WORK INSTRUCTION: Search the records below for the word "name", then return every line where it appears.

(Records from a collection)
------------------------------------------------
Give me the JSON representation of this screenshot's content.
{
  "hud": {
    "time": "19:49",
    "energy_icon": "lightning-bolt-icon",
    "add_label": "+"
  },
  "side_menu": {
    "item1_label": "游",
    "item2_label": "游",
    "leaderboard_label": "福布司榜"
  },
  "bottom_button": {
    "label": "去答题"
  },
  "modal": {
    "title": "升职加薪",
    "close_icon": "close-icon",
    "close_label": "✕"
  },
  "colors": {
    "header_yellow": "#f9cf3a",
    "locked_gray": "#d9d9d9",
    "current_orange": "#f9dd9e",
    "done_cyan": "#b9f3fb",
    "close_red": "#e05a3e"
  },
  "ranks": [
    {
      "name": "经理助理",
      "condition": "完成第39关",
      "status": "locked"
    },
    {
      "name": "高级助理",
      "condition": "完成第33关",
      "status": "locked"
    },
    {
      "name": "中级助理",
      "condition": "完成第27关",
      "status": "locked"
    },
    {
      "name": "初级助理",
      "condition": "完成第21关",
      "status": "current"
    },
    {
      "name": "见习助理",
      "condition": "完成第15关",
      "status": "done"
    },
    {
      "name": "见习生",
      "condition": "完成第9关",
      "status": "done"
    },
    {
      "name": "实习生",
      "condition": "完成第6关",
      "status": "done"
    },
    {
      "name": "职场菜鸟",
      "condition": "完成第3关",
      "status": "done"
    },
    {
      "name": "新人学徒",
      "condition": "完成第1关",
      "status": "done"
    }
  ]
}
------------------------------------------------
SOLUTION FOR THIS TASK:
      "name": "经理助理",
      "name": "高级助理",
      "name": "中级助理",
      "name": "初级助理",
      "name": "见习助理",
      "name": "见习生",
      "name": "实习生",
      "name": "职场菜鸟",
      "name": "新人学徒",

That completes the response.